“PS:MY is your audio resource for all proudly Malaysian-made podcasts. We put the spotlight on Malaysia’s podcasting scene and the people and stories behind it. PS:MY is hosted and produced by Renegade Radio Malaysia.”
Games & Pop Culture
“Amelia Chen, Khairil M Bahar & Nick Dorian talk geek from the depths of The Hub in Malaysia. Everything from comics to movies to games to TV shows to whatever else they deem geeky, here’s where these three release their inner geek.”
“Technology is driving a lot of changes around the world including here in Malaysia. But who’s doing what ?.. where ?.. how ? This program talks to various tech leaders, shapers, observers or just the plain curious to answer these questions.”

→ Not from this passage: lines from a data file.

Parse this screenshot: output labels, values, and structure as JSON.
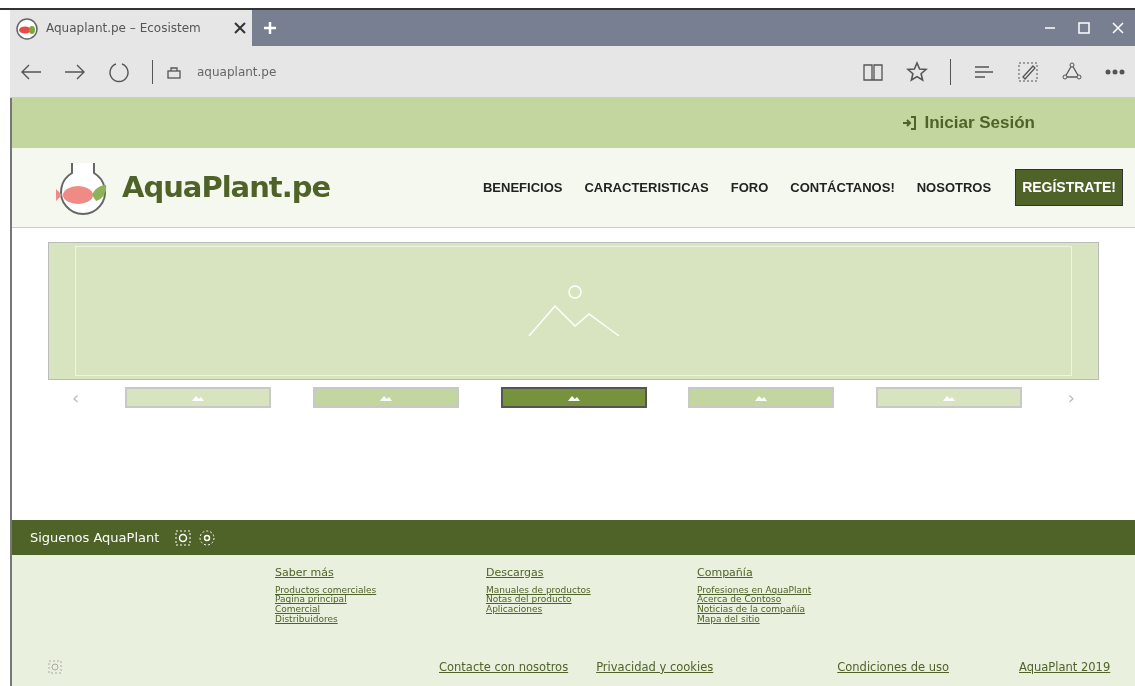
{
  "browser": {
    "tab_title": "Aquaplant.pe – Ecosistem",
    "address": "aquaplant.pe"
  },
  "topbar": {
    "login": "Iniciar Sesión"
  },
  "header": {
    "logo_text": "AquaPlant.pe",
    "nav": [
      "BENEFICIOS",
      "CARACTERISTICAS",
      "FORO",
      "CONTÁCTANOS!",
      "NOSOTROS"
    ],
    "cta": "REGÍSTRATE!"
  },
  "carousel": {
    "prev": "‹",
    "next": "›",
    "thumbnails": [
      {
        "selected": false,
        "color": "#d8e4c0"
      },
      {
        "selected": false,
        "color": "#c4d6a0"
      },
      {
        "selected": true,
        "color": "#76923c"
      },
      {
        "selected": false,
        "color": "#c4d6a0"
      },
      {
        "selected": false,
        "color": "#d8e4c0"
      }
    ]
  },
  "footer": {
    "follow": "Siguenos AquaPlant",
    "columns": [
      {
        "title": "Saber más",
        "links": [
          "Productos comerciales",
          "Pagina principal",
          "Comercial",
          "Distribuidores"
        ]
      },
      {
        "title": "Descargas",
        "links": [
          "Manuales de productos",
          "Notas del producto",
          "Aplicaciones"
        ]
      },
      {
        "title": "Compañía",
        "links": [
          "Profesiones en AquaPlant",
          "Acerca de Contoso",
          "Noticias de la compañía",
          "Mapa del sitio"
        ]
      }
    ],
    "bottom_links": [
      "Contacte con nosotros",
      "Privacidad y cookies",
      "Condiciones de uso",
      "AquaPlant 2019"
    ]
  }
}
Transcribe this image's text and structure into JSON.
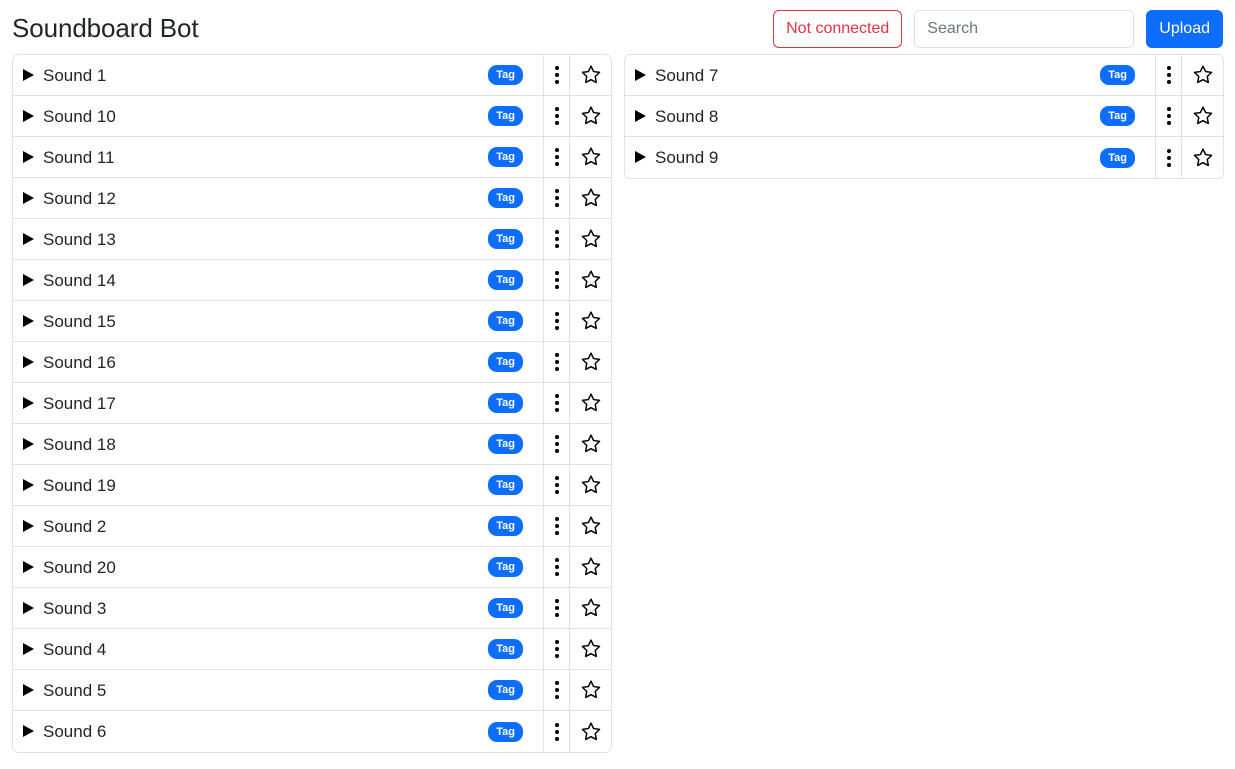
{
  "header": {
    "title": "Soundboard Bot",
    "connection_status_label": "Not connected",
    "connection_status_color": "#dc3545",
    "search_placeholder": "Search",
    "search_value": "",
    "upload_label": "Upload",
    "upload_color": "#0d6efd"
  },
  "theme": {
    "accent": "#0d6efd",
    "danger": "#dc3545",
    "border": "#dee2e6",
    "text": "#212529",
    "muted": "#6c757d"
  },
  "icons": {
    "play": "play-icon",
    "menu": "kebab-menu-icon",
    "favorite": "star-outline-icon"
  },
  "columns": [
    {
      "name": "left-column",
      "rows": [
        {
          "name": "Sound 1",
          "tag": "Tag"
        },
        {
          "name": "Sound 10",
          "tag": "Tag"
        },
        {
          "name": "Sound 11",
          "tag": "Tag"
        },
        {
          "name": "Sound 12",
          "tag": "Tag"
        },
        {
          "name": "Sound 13",
          "tag": "Tag"
        },
        {
          "name": "Sound 14",
          "tag": "Tag"
        },
        {
          "name": "Sound 15",
          "tag": "Tag"
        },
        {
          "name": "Sound 16",
          "tag": "Tag"
        },
        {
          "name": "Sound 17",
          "tag": "Tag"
        },
        {
          "name": "Sound 18",
          "tag": "Tag"
        },
        {
          "name": "Sound 19",
          "tag": "Tag"
        },
        {
          "name": "Sound 2",
          "tag": "Tag"
        },
        {
          "name": "Sound 20",
          "tag": "Tag"
        },
        {
          "name": "Sound 3",
          "tag": "Tag"
        },
        {
          "name": "Sound 4",
          "tag": "Tag"
        },
        {
          "name": "Sound 5",
          "tag": "Tag"
        },
        {
          "name": "Sound 6",
          "tag": "Tag"
        }
      ]
    },
    {
      "name": "right-column",
      "rows": [
        {
          "name": "Sound 7",
          "tag": "Tag"
        },
        {
          "name": "Sound 8",
          "tag": "Tag"
        },
        {
          "name": "Sound 9",
          "tag": "Tag"
        }
      ]
    }
  ]
}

“Every Wednesday stay tuned for new shows as I interview entrepreneurs, business owners, startup founders and soft solution providers alike on what it takes to grow your business to the next level with digital transformation!”
Slice of Life
“Hop onto the Train Of Thought to train your thoughts for a better life. Train Of Thought podcast brings the combined day-to-day experiences of ordinary people to the table to look back, reflect deeply, and move forward in life.”
“Bal’s Unscripted Podcast is a podcast hosted by Malaysian Biomedical Science Student, Rmiry aka (Iqbal). This Podcast is all about having unfiltered deep conversation on life, science, art and culture whilst sharing life experience featuring amazing guests who comes from different life backgrounds.”
“Making sense of the happenings from around the world to inside her body… journalist, social advocate and Sagittarian, Izza Izelan, delves into the growing pains of traversing the different moons of girlhood to womanhood in this modern time.”
“Malaysian comedians Kavin Jay and Keren Bala Devan share their unique perspectives on complete and utter nonsense.”
“Welcome to 2 Book Nerds Talking where we discuss books we love or those hot on the read list. We get to share reading insights, bookish topics, pick the minds of occasional bookworm guests and other general book nerdery. If you love books as much as we do, this is the podcast for you!”